With the continued efforts ongoing on High Street, hopes are that the stigmas surrounding the area can be broken, according to Planning and Economic Development Director Aaron Vega. When reflecting on the growth already seen over the last few years on High Street, Vega said he has seen some positive steps as more new businesses are joining the downtown space as well as quality of life improvements.

Still, he acknowledges there are some challenges the city still faces in its revitalization efforts.

“We’re trying to create a business improvement district without anyone trying to pay into it,” Vega said. “We’re trying to create what those benefits would be based on the other city’s that have these bids where there’s private companies that take care of flowers, or a private company that takes care of trash. We know our businesses on High Street can’t afford that. We don’t want to put that burden on them but we’re trying to figure out a way to get that same benefit to our businesses.”

Vega added most of it comes down to improving quality of life.

“People want to be able to walk to a restaurant and have it be lit, inviting. They want to be able to walk out of apartments if they live downtown and have it be safe. And they want the ability to know there won’t be trash on the street and things like trees or flowers are going to be taken care of,” Vega said. “It’s one thing for a city to plant trees and bushes and then they don’t get maintained. It’s all about the maintenance and that’s the key.”

Since 2015, MassDevelopment has invested $38 million in TDI districts through tools such as technical assistance, real estate investments, grant programs, and fellows who work in the district.
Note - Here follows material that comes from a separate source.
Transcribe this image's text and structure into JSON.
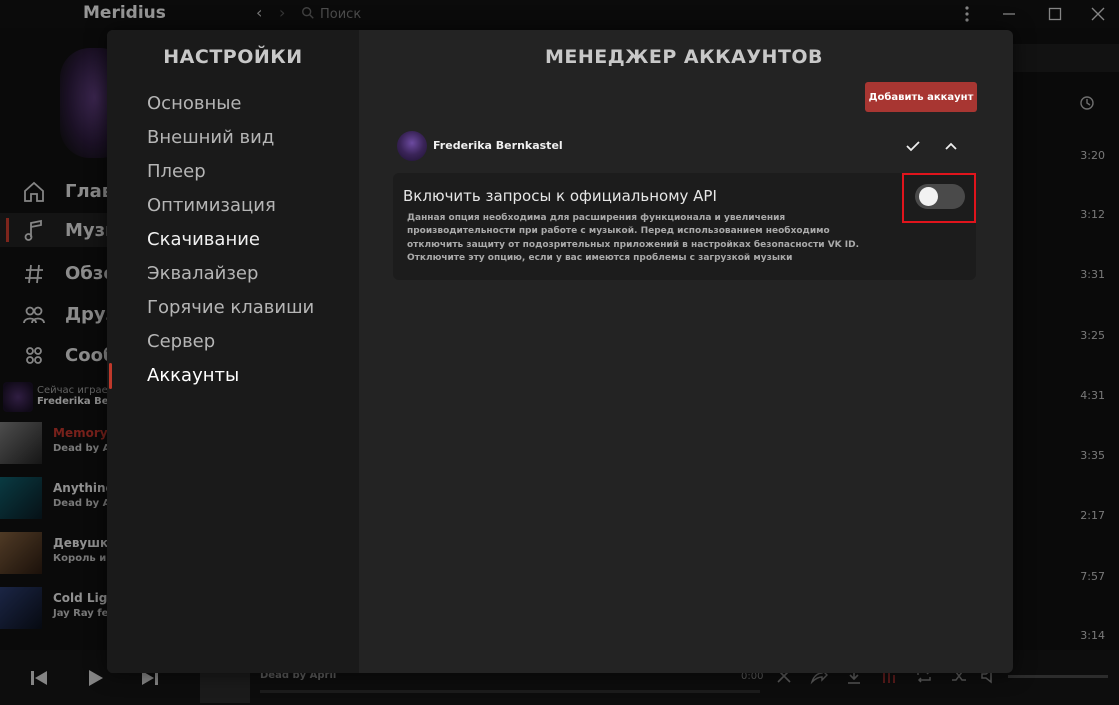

That investment has directly influenced over $151.3 million in public and private investments in the districts and assisted in securing an additional $241.2 million.

tlevakis@thereminder.com | + posts